My heartrate readlined almost immediately and I truly know of nothing to compare the pain to, but I ran with every fiber of energy I had thinking it still might be too little, too late. Cresting the hill I could see the downtown stoplight in the distance. When the pain reached a new high, I just pushed harder. Not knowing if my watch was even accurate, the thought came into my head that maybe 20 hours had already passed and this was all for naught! Regardless, I pushed until the point of near collapse, crossed the finish to the cheers of my crew, and fell to the concrete...
...somehow, I'd just run a 6:50 mile.
2010 Leadville 100: 19:57.52
2009 Leadville 100: 23:21.27
Now I'm sitting here a week later, still trying to absorb it... and cannot.

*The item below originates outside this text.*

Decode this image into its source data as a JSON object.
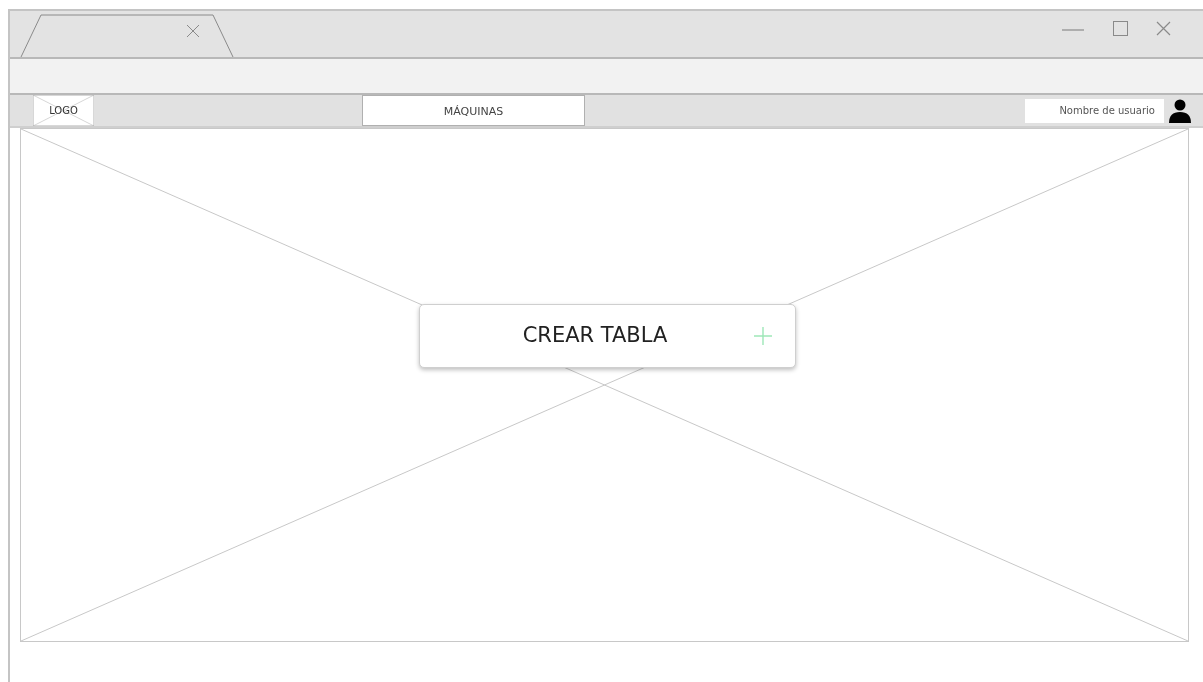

That night, back at our campsite, I was unable to sleep because of violent coughing and vomitting, combined with the adrenalin high I was still experiencing. Not having eaten enough food or salt over the last few miles of the race had pushed me to borderline hyponatremia, but I was able to ingest enough salt tabs while laying in the tent to fight off any serious reprocussions.
Never had I imagined such a strong finish. Despite still not being able to walk without limping, due to the foot injury I incurred during the race, I'm already strategizing and brainstorming as to how I can go sub-19 next year. I've known for a while a screw is loose in my head, and now you do too.
Why I think another major time improvement is feasible:
I've averaged just under 50 miles per week in training in 2010 thus far, which is easily less than half the mileage elite ultra-runners are logging. In 2011 I will make a concerted effort to average at least 75 miles a week as part of my base training, in hopes of shaving one more huge chunk of time at Leadville!
Here's to the 2010 racing season being in the books!